Hell Is Empty: A Longmire Mystery
Walt faces an icy hell in this New York Times bestseller from the author of The Cold Dish and Dry Bones, the seventh novel in the Longmire series, the basis for the hit Netflix original series LONGMIRE
Craig Johnson's The Highwayman is now available from Viking
Well-read and world-weary, Sheriff Walt Longmire has been maintaining order in Wyoming's Absaroka County for more than thirty years, but in this riveting seventh outing, he is pushed to his limits.
Raynaud Shade, an adopted Crow Indian rumored to be one of the country's most dangerous sociopaths, has just confessed to murdering a boy ten years ago and burying him deep within the Bighorn Mountains. Walt is asked to transport Shade through a blizzard to the site, but what begins as a typical criminal transport turns personal when the veteran lawman learns that he knows the dead boy's family. Guided only by Indian mysticism and a battered paperback of Dante's Inferno, Walt braves the icy hell of the Cloud Peak Wilderness Area, cheating death to ensure that justice--both civil and spiritual--is served.
and knocking over one of the ten-foot reflector poles. “Well, hell.” I threw the Chevy into reverse and easily backed off the roadside onto the snow-covered asphalt. I hit the brakes and could feel the whole truck slide backward an extra four feet. “Wonderful. At this rate I’ll be in Ten Sleep by Memorial Day.” I dropped the gear selector down into D and pulled back into the flow of things, slowed a little, and was able to keep the Suburban on the road as my mind raced ahead. All the signs
do that? I looked at the bear-paw-pattern snowshoes again: waste not, want not. I pulled them off the wall and stuffed them under my arm, walked back, and handed the stick to Hector. “There you go.” He slapped the thicker end of the five-foot staff against the flattened palm of his cuffed hand to test the weight and seemed satisfied. “Cool.” His eyes came back up to the antique snowshoes under my arm. “Are you really going after them in this friggin’ blizzard?” “Yep.” He paused but then
the rocks before digging into the pack and yanking out the soaked sleeping bag that had already hardened into a clump. I pulled the bag from the stuff sack—it hung there in my hand like a reluctant snake, refusing to uncoil. I shook it, and surprisingly, the man-made, water-resistant fiber released and the length of the thing flopped to my feet. I carefully unzipped it and noticed that the majority of the water hadn’t soaked the fiber inside the bag, so I wrapped it around me and felt better
into the gloom. “I’m beginning to wonder about that myself.” A couple of moments passed as she tried to decide if she was going to argue with me and which point of attack on my lack of logic she was going to take. This was not a pause I was unfamiliar with in my dealings with women. “If you don’t mind me saying so, Sheriff—you look like shit.” I placed the supplies in the ascent pack and zipped it. “Thanks.” “I’m not kidding; do you know that the whole side of your head is covered in frozen
wind began blowing again and the snow continued to fall.

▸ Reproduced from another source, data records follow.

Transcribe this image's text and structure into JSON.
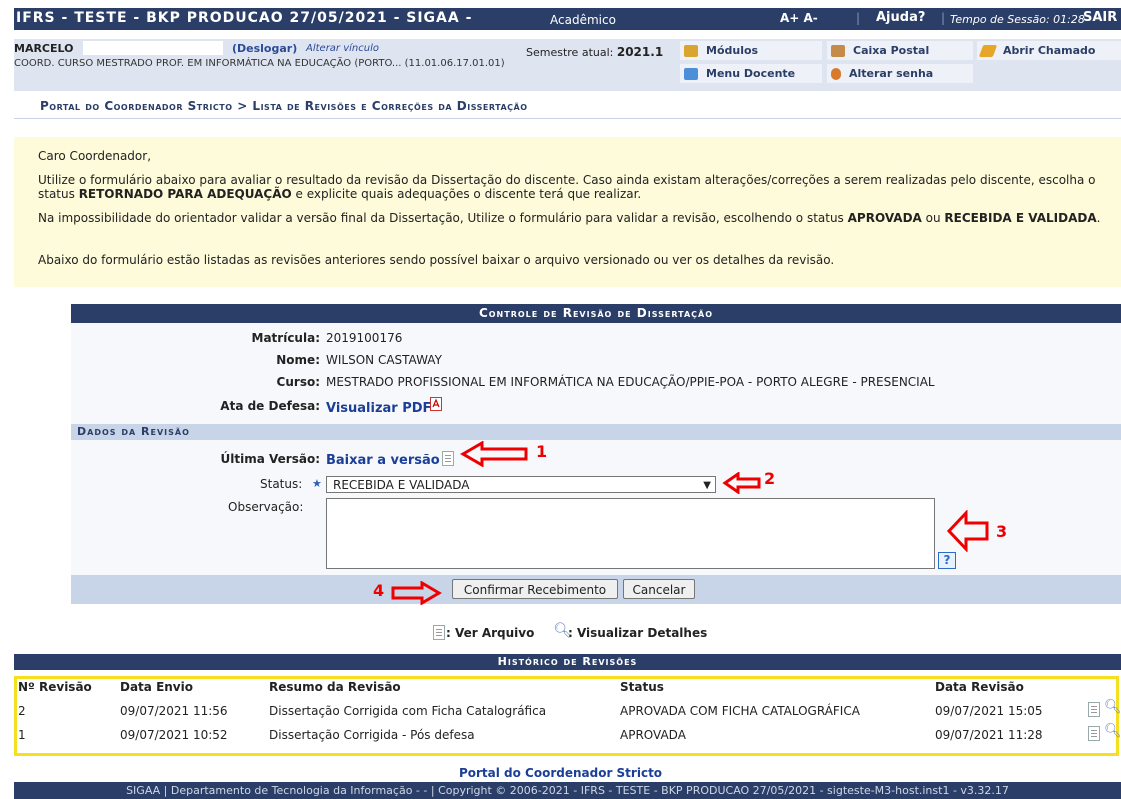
{
  "topbar": {
    "title": "IFRS - TESTE - BKP PRODUCAO 27/05/2021 - SIGAA -",
    "subtitle": "Acadêmico",
    "font_controls": "A+ A-",
    "help": "Ajuda?",
    "session": "Tempo de Sessão: 01:28",
    "logout": "SAIR"
  },
  "info": {
    "user": "MARCELO",
    "deslogar": "(Deslogar)",
    "alterar_vinculo": "Alterar vínculo",
    "coord": "COORD. CURSO MESTRADO PROF. EM INFORMÁTICA NA EDUCAÇÃO (PORTO... (11.01.06.17.01.01)",
    "semestre_label": "Semestre atual:",
    "semestre_value": "2021.1"
  },
  "menu": {
    "modulos": "Módulos",
    "caixa_postal": "Caixa Postal",
    "abrir_chamado": "Abrir Chamado",
    "menu_docente": "Menu Docente",
    "alterar_senha": "Alterar senha"
  },
  "breadcrumb": "Portal do Coordenador Stricto > Lista de Revisões e Correções da Dissertação",
  "notice": {
    "greeting": "Caro Coordenador,",
    "p1_a": "Utilize o formulário abaixo para avaliar o resultado da revisão da Dissertação do discente. Caso ainda existam alterações/correções a serem realizadas pelo discente, escolha o status ",
    "p1_b": "RETORNADO PARA ADEQUAÇÃO",
    "p1_c": " e explicite quais adequações o discente terá que realizar.",
    "p2_a": "Na impossibilidade do orientador validar a versão final da Dissertação, Utilize o formulário para validar a revisão, escolhendo o status ",
    "p2_b": "APROVADA",
    "p2_c": " ou ",
    "p2_d": "RECEBIDA E VALIDADA",
    "p2_e": ".",
    "p3": "Abaixo do formulário estão listadas as revisões anteriores sendo possível baixar o arquivo versionado ou ver os detalhes da revisão."
  },
  "form": {
    "header": "Controle de Revisão de Dissertação",
    "matricula_label": "Matrícula:",
    "matricula": "2019100176",
    "nome_label": "Nome:",
    "nome": "WILSON CASTAWAY",
    "curso_label": "Curso:",
    "curso": "MESTRADO PROFISSIONAL EM INFORMÁTICA NA EDUCAÇÃO/PPIE-POA - PORTO ALEGRE - PRESENCIAL",
    "ata_label": "Ata de Defesa:",
    "ata_link": "Visualizar PDF",
    "dados_header": "Dados da Revisão",
    "ultima_label": "Última Versão:",
    "ultima_link": "Baixar a versão",
    "status_label": "Status:",
    "status_value": "RECEBIDA E VALIDADA",
    "obs_label": "Observação:",
    "help": "?",
    "confirm": "Confirmar Recebimento",
    "cancel": "Cancelar"
  },
  "annotations": {
    "a1": "1",
    "a2": "2",
    "a3": "3",
    "a4": "4",
    "color": "#e00000"
  },
  "legend": {
    "ver_arquivo": ": Ver Arquivo",
    "visualizar": ": Visualizar Detalhes"
  },
  "history": {
    "header": "Histórico de Revisões",
    "columns": [
      "Nº Revisão",
      "Data Envio",
      "Resumo da Revisão",
      "Status",
      "Data Revisão"
    ],
    "rows": [
      [
        "2",
        "09/07/2021 11:56",
        "Dissertação Corrigida com Ficha Catalográfica",
        "APROVADA COM FICHA CATALOGRÁFICA",
        "09/07/2021 15:05"
      ],
      [
        "1",
        "09/07/2021 10:52",
        "Dissertação Corrigida - Pós defesa",
        "APROVADA",
        "09/07/2021 11:28"
      ]
    ]
  },
  "footer_link": "Portal do Coordenador Stricto",
  "footer": "SIGAA | Departamento de Tecnologia da Informação - - | Copyright © 2006-2021 - IFRS - TESTE - BKP PRODUCAO 27/05/2021 - sigteste-M3-host.inst1 - v3.32.17"
}
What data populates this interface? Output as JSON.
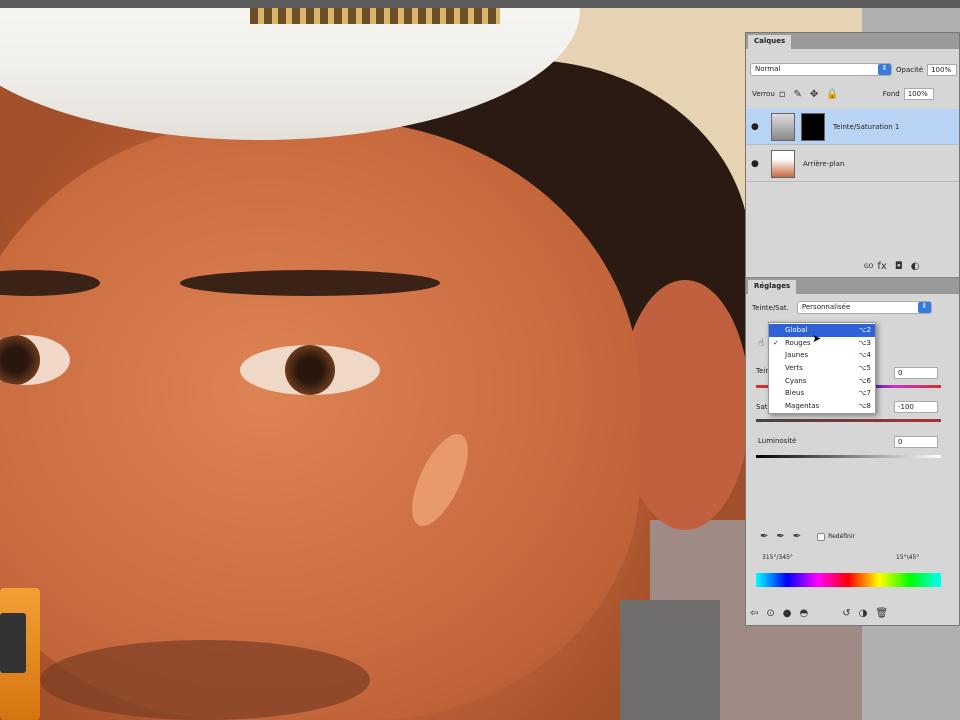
{
  "layers_panel": {
    "tab": "Calques",
    "blend_mode": "Normal",
    "opacity_label": "Opacité",
    "opacity_value": "100%",
    "lock_label": "Verrou",
    "fill_label": "Fond",
    "fill_value": "100%",
    "layers": [
      {
        "name": "Teinte/Saturation 1",
        "visible": true,
        "selected": true
      },
      {
        "name": "Arrière-plan",
        "visible": true,
        "selected": false
      }
    ],
    "footer_link": "GO"
  },
  "adjustments_panel": {
    "tab": "Réglages",
    "type_label": "Teinte/Sat.",
    "preset": "Personnalisée",
    "hue_label": "Teinte",
    "hue_value": "0",
    "saturation_label": "Saturation",
    "saturation_value": "-100",
    "lightness_label": "Luminosité",
    "lightness_value": "0",
    "colorize_label": "Redéfinir",
    "range_left": "315°/345°",
    "range_right": "15°\\45°"
  },
  "channel_menu": {
    "items": [
      {
        "label": "Global",
        "shortcut": "⌥2",
        "checked": false,
        "highlighted": true
      },
      {
        "label": "Rouges",
        "shortcut": "⌥3",
        "checked": true,
        "highlighted": false
      },
      {
        "label": "Jaunes",
        "shortcut": "⌥4",
        "checked": false,
        "highlighted": false
      },
      {
        "label": "Verts",
        "shortcut": "⌥5",
        "checked": false,
        "highlighted": false
      },
      {
        "label": "Cyans",
        "shortcut": "⌥6",
        "checked": false,
        "highlighted": false
      },
      {
        "label": "Bleus",
        "shortcut": "⌥7",
        "checked": false,
        "highlighted": false
      },
      {
        "label": "Magentas",
        "shortcut": "⌥8",
        "checked": false,
        "highlighted": false
      }
    ]
  }
}
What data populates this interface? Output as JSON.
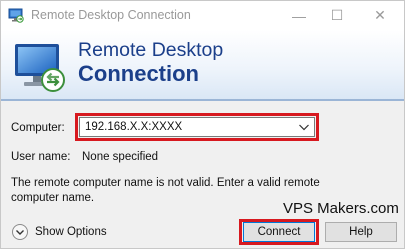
{
  "window": {
    "title": "Remote Desktop Connection",
    "minimize_glyph": "—",
    "maximize_glyph": "☐",
    "close_glyph": "✕"
  },
  "banner": {
    "line1": "Remote Desktop",
    "line2": "Connection"
  },
  "form": {
    "computer_label": "Computer:",
    "computer_value": "192.168.X.X:XXXX",
    "username_label": "User name:",
    "username_value": "None specified",
    "message": "The remote computer name is not valid. Enter a valid remote computer name."
  },
  "footer": {
    "show_options_label": "Show Options",
    "watermark": "VPS Makers.com",
    "connect_label": "Connect",
    "help_label": "Help"
  },
  "colors": {
    "highlight": "#d7191f",
    "banner_text": "#1b3f8a"
  },
  "icons": [
    "rdp-app-icon",
    "rdp-monitor-icon",
    "chevron-down-icon",
    "options-expand-icon"
  ]
}
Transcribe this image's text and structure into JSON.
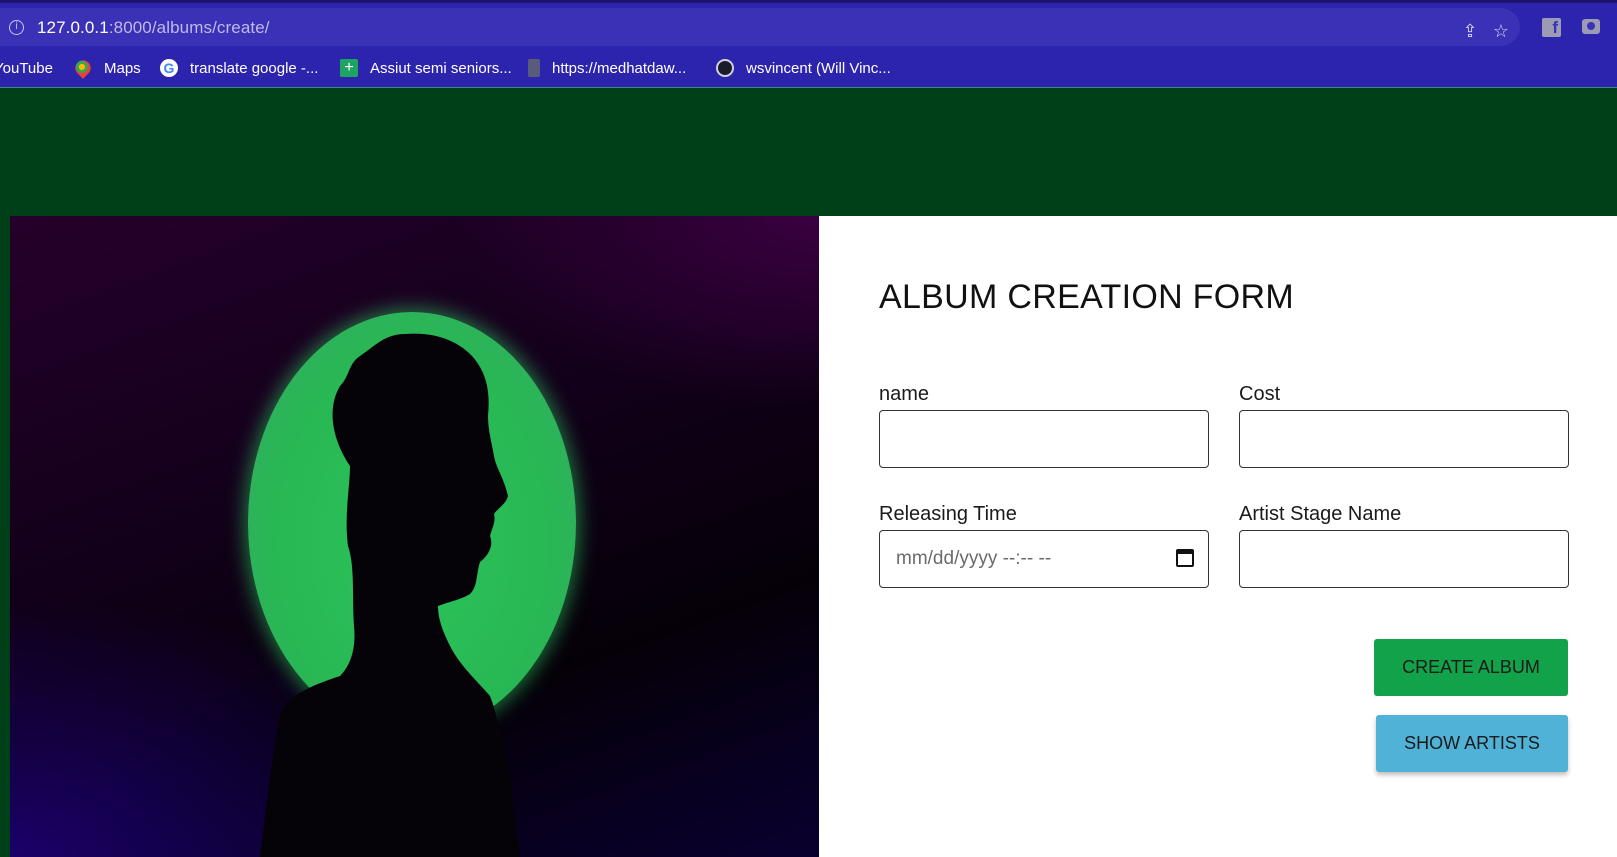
{
  "browser": {
    "url_host": "127.0.0.1",
    "url_path": ":8000/albums/create/",
    "bookmarks": [
      {
        "label": "YouTube",
        "icon": "youtube-icon"
      },
      {
        "label": "Maps",
        "icon": "maps-icon"
      },
      {
        "label": "translate google -...",
        "icon": "google-icon"
      },
      {
        "label": "Assiut semi seniors...",
        "icon": "sheets-icon"
      },
      {
        "label": "https://medhatdaw...",
        "icon": "site-icon"
      },
      {
        "label": "wsvincent (Will Vinc...",
        "icon": "github-icon"
      }
    ]
  },
  "form": {
    "title": "ALBUM CREATION FORM",
    "fields": {
      "name": {
        "label": "name",
        "value": ""
      },
      "cost": {
        "label": "Cost",
        "value": ""
      },
      "releasing_time": {
        "label": "Releasing Time",
        "placeholder": "mm/dd/yyyy --:-- --"
      },
      "artist_stage_name": {
        "label": "Artist Stage Name",
        "value": ""
      }
    },
    "create_button": "CREATE ALBUM",
    "show_artists_button": "SHOW ARTISTS"
  },
  "colors": {
    "page_background": "#004019",
    "browser_bar": "#2d24ad",
    "create_button": "#12a34a",
    "show_artists_button": "#4fb2d6",
    "glow": "#2cc45a"
  }
}
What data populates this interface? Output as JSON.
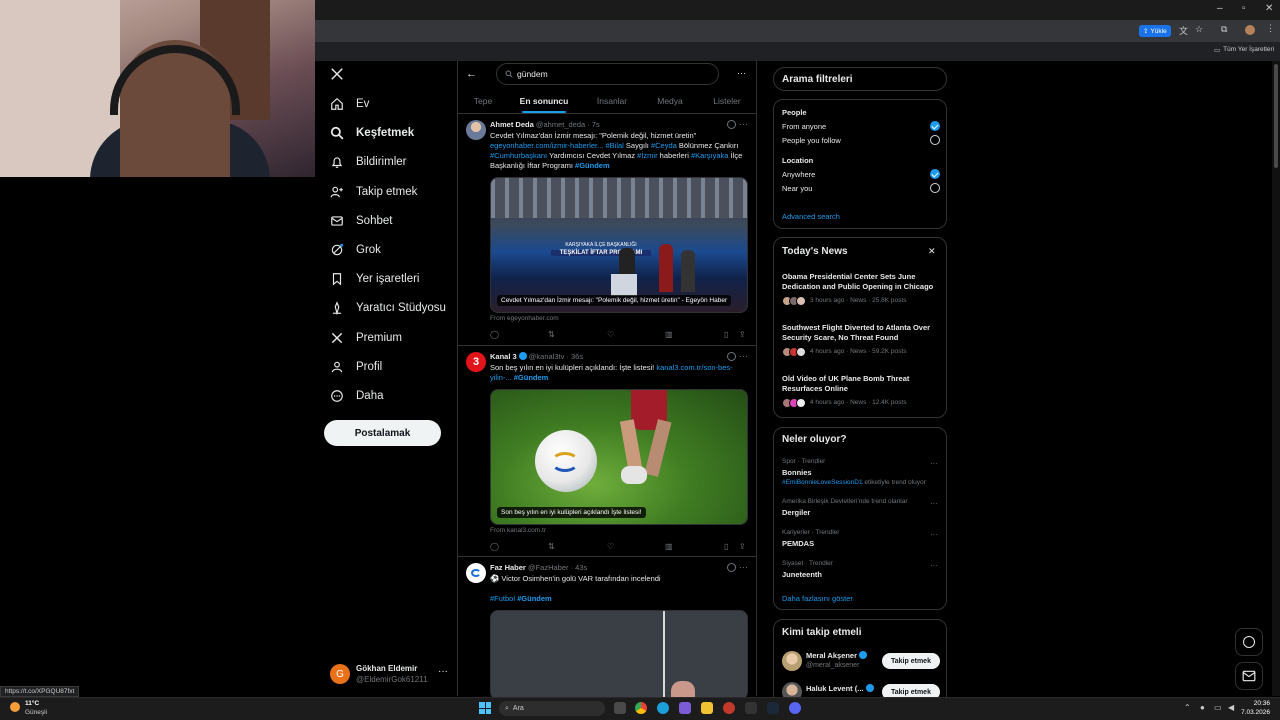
{
  "browser": {
    "upload_label": "Yükle",
    "bookmarks_all": "Tüm Yer İşaretleri"
  },
  "nav": {
    "items": [
      {
        "label": "Ev",
        "icon": "home-icon"
      },
      {
        "label": "Keşfetmek",
        "icon": "search-icon",
        "active": true
      },
      {
        "label": "Bildirimler",
        "icon": "bell-icon"
      },
      {
        "label": "Takip etmek",
        "icon": "person-add-icon"
      },
      {
        "label": "Sohbet",
        "icon": "mail-icon"
      },
      {
        "label": "Grok",
        "icon": "grok-icon"
      },
      {
        "label": "Yer işaretleri",
        "icon": "bookmark-icon"
      },
      {
        "label": "Yaratıcı Stüdyosu",
        "icon": "creator-icon"
      },
      {
        "label": "Premium",
        "icon": "x-icon"
      },
      {
        "label": "Profil",
        "icon": "profile-icon"
      },
      {
        "label": "Daha",
        "icon": "more-circle-icon"
      }
    ],
    "post_label": "Postalamak",
    "account": {
      "initial": "G",
      "name": "Gökhan Eldemir",
      "handle": "@EldemirGok61211"
    }
  },
  "search": {
    "query": "gündem"
  },
  "tabs": [
    "Tepe",
    "En sonuncu",
    "İnsanlar",
    "Medya",
    "Listeler"
  ],
  "tweets": [
    {
      "name": "Ahmet Deda",
      "meta": "@ahmet_deda · 7s",
      "lines": [
        [
          {
            "t": "Cevdet Yılmaz'dan İzmir mesajı: \"Polemik değil, hizmet üretin\""
          }
        ],
        [
          {
            "t": "egeyonhaber.com/izmir-haberler...",
            "l": 1
          },
          {
            "t": " "
          },
          {
            "t": "#Bilal",
            "l": 1
          },
          {
            "t": " Saygılı "
          },
          {
            "t": "#Ceyda",
            "l": 1
          },
          {
            "t": " Bölünmez Çankırı"
          }
        ],
        [
          {
            "t": "#Cumhurbaşkanı",
            "l": 1
          },
          {
            "t": " Yardımcısı Cevdet Yılmaz "
          },
          {
            "t": "#İzmir",
            "l": 1
          },
          {
            "t": " haberleri "
          },
          {
            "t": "#Karşıyaka",
            "l": 1
          },
          {
            "t": " İlçe"
          }
        ],
        [
          {
            "t": "Başkanlığı İftar Programı "
          },
          {
            "t": "#Gündem",
            "l": 1,
            "b": 1
          }
        ]
      ],
      "caption": "Cevdet Yılmaz'dan İzmir mesajı: \"Polemik değil, hizmet üretin\" - Egeyön Haber",
      "banner": "TEŞKİLAT İFTAR PROGRAMI",
      "banner_top": "KARŞIYAKA İLÇE BAŞKANLIĞI",
      "from": "From egeyonhaber.com"
    },
    {
      "name": "Kanal 3",
      "meta": "@kanal3tv · 36s",
      "lines": [
        [
          {
            "t": "Son beş yılın en iyi kulüpleri açıklandı: İşte listesi! "
          },
          {
            "t": "kanal3.com.tr/son-bes-",
            "l": 1
          }
        ],
        [
          {
            "t": "yilin-...",
            "l": 1
          },
          {
            "t": " "
          },
          {
            "t": "#Gündem",
            "l": 1,
            "b": 1
          }
        ]
      ],
      "caption": "Son beş yılın en iyi kulüpleri açıklandı İşte listesi!",
      "from": "From kanal3.com.tr"
    },
    {
      "name": "Faz Haber",
      "meta": "@FazHaber · 43s",
      "lines": [
        [
          {
            "t": "⚽ Victor Osimhen'in golü VAR tarafından incelendi"
          }
        ]
      ],
      "tags": [
        {
          "t": "#Futbol",
          "l": 1
        },
        {
          "t": " "
        },
        {
          "t": "#Gündem",
          "l": 1,
          "b": 1
        }
      ]
    }
  ],
  "filters": {
    "title": "Arama filtreleri",
    "people_label": "People",
    "people_options": [
      "From anyone",
      "People you follow"
    ],
    "location_label": "Location",
    "location_options": [
      "Anywhere",
      "Near you"
    ],
    "advanced": "Advanced search"
  },
  "news": {
    "title": "Today's News",
    "items": [
      {
        "title": "Obama Presidential Center Sets June Dedication and Public Opening in Chicago",
        "meta": "3 hours ago · News · 25.8K posts"
      },
      {
        "title": "Southwest Flight Diverted to Atlanta Over Security Scare, No Threat Found",
        "meta": "4 hours ago · News · 59.2K posts"
      },
      {
        "title": "Old Video of UK Plane Bomb Threat Resurfaces Online",
        "meta": "4 hours ago · News · 12.4K posts"
      }
    ]
  },
  "trends": {
    "title": "Neler oluyor?",
    "items": [
      {
        "cat": "Spor · Trendler",
        "name": "Bonnies",
        "sub": "#EmiBonnieLoveSessionD1 etiketiyle trend oluyor"
      },
      {
        "cat": "Amerika Birleşik Devletleri'nde trend olanlar",
        "name": "Dergiler",
        "sub": ""
      },
      {
        "cat": "Kariyerler · Trendler",
        "name": "PEMDAS",
        "sub": ""
      },
      {
        "cat": "Siyaset · Trendler",
        "name": "Juneteenth",
        "sub": ""
      }
    ],
    "more": "Daha fazlasını göster"
  },
  "who_to_follow": {
    "title": "Kimi takip etmeli",
    "items": [
      {
        "name": "Meral Akşener",
        "handle": "@meral_aksener",
        "button": "Takip etmek"
      },
      {
        "name": "Haluk Levent (...",
        "handle": "",
        "button": "Takip etmek"
      }
    ]
  },
  "status_url": "https://t.co/XPGQU87fxt",
  "taskbar": {
    "weather_temp": "11°C",
    "weather_text": "Güneşli",
    "search_placeholder": "Ara",
    "time": "20:36",
    "date": "7.03.2026"
  }
}
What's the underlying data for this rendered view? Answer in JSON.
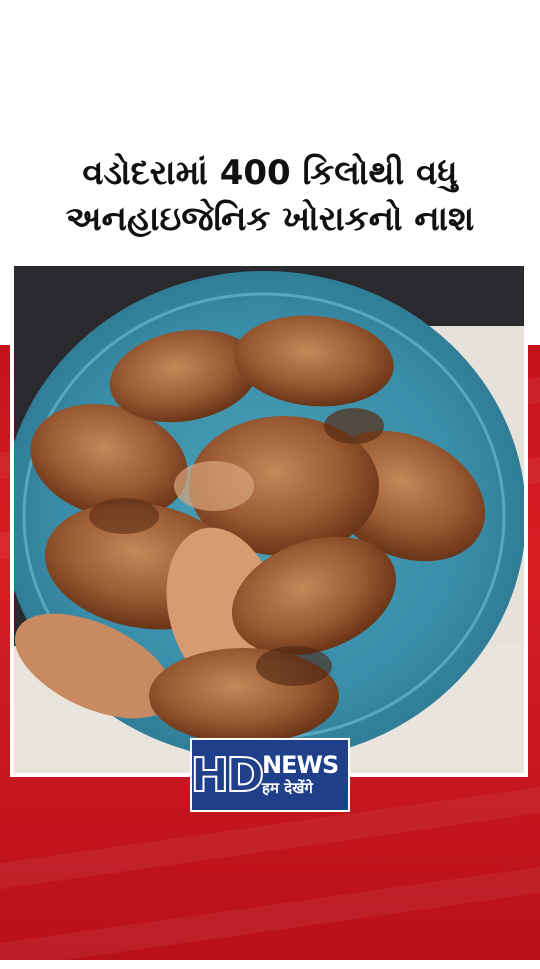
{
  "headline": {
    "line1": "વડોદરામાં 400 કિલોથી વધુ",
    "line2": "અનહાઇજેનિક ખોરાકનો નાશ"
  },
  "photo": {
    "subject": "fried-chicken-pieces-on-blue-plate"
  },
  "logo": {
    "mark": "HD",
    "name": "NEWS",
    "tagline": "हम देखेंगे"
  },
  "colors": {
    "background_top": "#ffffff",
    "background_bottom": "#d81e25",
    "logo_blue": "#1f3f8a",
    "plate_blue": "#3d92ad"
  }
}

Plucking the headdress from the end of his war lance, Virgil swung the cloak around and enveloped himself, the bear’s head once again shrouding his own. He laid the lance on the snow between us. He stared at me, his face only inches from mine. “You must remember how I did this.” I nodded; it seemed so important to him. “I will . . . but Virgil, I’m not going to make it—and I need to tell you something.” His face had a patient look, but